1905 6 HP Kansas City Hay Press Lightning

The amazing Lightning Balanced Engine from Kansas City Hay Press Co.

| November/December 2004

  • Portable Lightning engines
    Tommy Turner's amazing 6 HP circa-1905 Kansas City Hay Press Lightning engine. Portable Lightning engines were unique in that the cart was an integral part of the engine structure.
    Photo by Richard Backus
  • Detail of the Lightning's incredible timing mechanism
    Detail of the Lightning's incredible timing mechanism, governor and igniter.
  • Lightning Balanced Engine

  • 6 HP Lightning Engine

  • The engine's single-cylinder
    E.H. Korsmeyer's 1902 patent focused on timing and igniter details, not the engine's single-cylinder opposed piston and steam induction, the features most obvious to present-day engine collectors.
  • Lightning engine

  • 4 HP Lightning Engine
    A set of pistons from a 4 HP Lightning. The front piston is at top, the rear below.
  • Crankshaft Construction

  • Construgtion Details


  • Portable Lightning engines
  • Detail of the Lightning's incredible timing mechanism
  • Lightning Balanced Engine
  • 6 HP Lightning Engine
  • The engine's single-cylinder
  • Lightning engine
  • 4 HP Lightning Engine
  • Crankshaft Construction
  • Construgtion Details

Company: Built by Kansas City Hay Press Co., Kansas City, Mo.
Model: Lightning Balanced Engine
Shop number: 878
Year: Circa 1905
HP: 6 at 350 RPM
Bore: 6-3/4-inch
Stroke: 5-1/2-inch
Flywheel diameter: 39 inches
Flywheel width: 3-1/4 inches
Ignition: Hit-and-miss, low-tension magneto and igniter
Retail price in 1905: Approximately $900

For mechanical engineers, the quest for the perfect-running engine has always been a holy grail of sorts. Even in the earliest days of the internal-combustion engine, engineers worked at designing engines that would do more than simply run. They would be models of perfection, perfectly balanced, delivering power in carefully orchestrated mechanical concert.

Horizontally opposed engines, which effectively cancel out primary engine imbalances, were among the earliest designs to address this basic quest, and manufacturers across the spectrum of engines adopted the design. To this day, the opposed engine is still the prime mover for a number of automotive manufacturers, chief among them are Porsche and Subaru.

But what if you were an engine designer at the dawning of the 20th century, searching for the answer to a smooth-running engine without the complexity of extra cylinders? Current technology applies weighted countershafts to cancel out inherent engine imbalances in single-cylinder and inline engines. For whatever reasons, early engine designers didn't go that direction, but they did pursue some interesting avenues of their own.

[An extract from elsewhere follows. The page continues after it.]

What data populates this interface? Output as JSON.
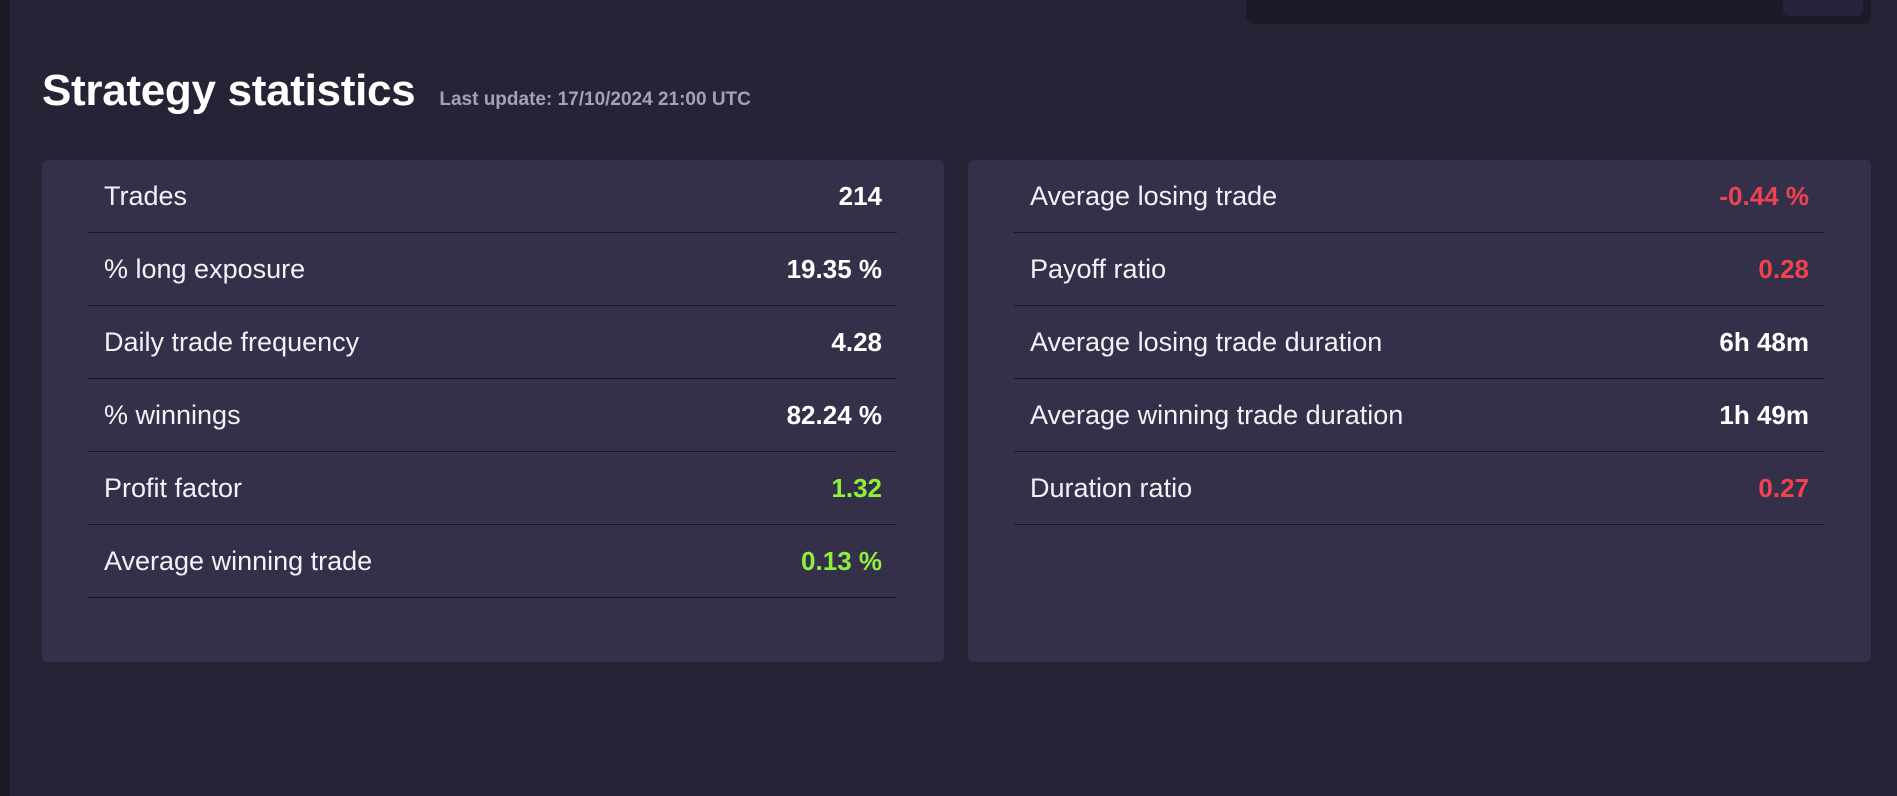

By 1900, the Kansas City Hay Press Co., Kansas City, Mo., was an established manufacturer of hay presses and other agricultural implements. The boom in engine building was on, and the company clearly decided it needed to move with the times and develop its own line of farm engines.

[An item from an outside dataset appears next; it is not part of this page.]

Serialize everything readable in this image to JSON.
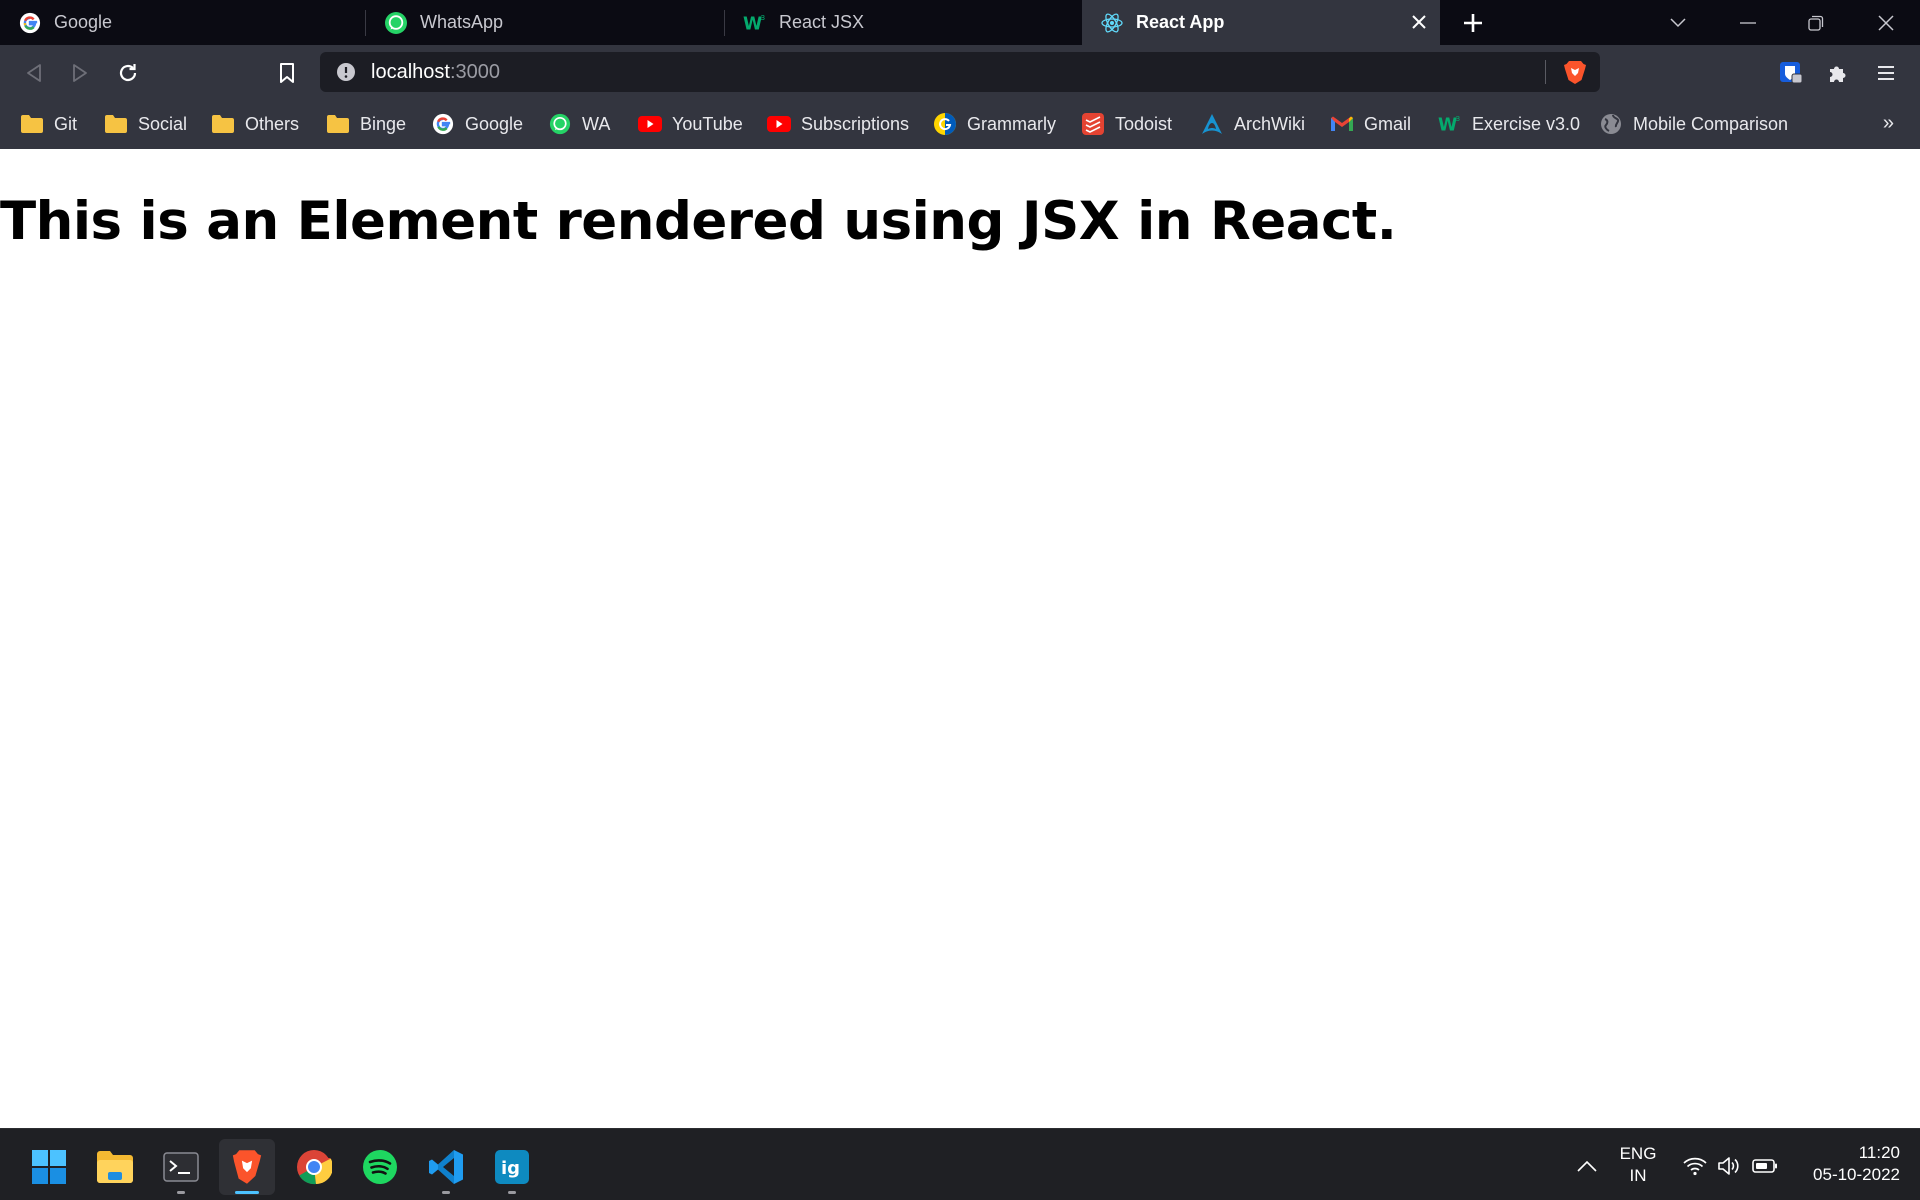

In 1901, E.H. Korsmeyer, working for Kansas City Hay Press, applied for a patent for 'new and useful improvements in governing and valve-operating mechanism for gas and vapor engines.' Although Korsmeyer's patent application (granted patent no. 708,485 on Sept. 2, 1902) specifically addressed ignition timing and valve actuation, it is the overall design incorporated into the engine that captivates engine collectors to this day.

Balanced action: The opposed single

About 1901, Kansas City Hay Press began manufacturing and marketing Korsmeyer's design as the 'Lightning' line of engines. With the Lightning engine, Kansas City Hay Press presented its answer to the quest for the perfectly balanced engine. Offered in sizes ranging from 4 HP to 22 HP, Lightning engines were an entirely different proposition in farm engines.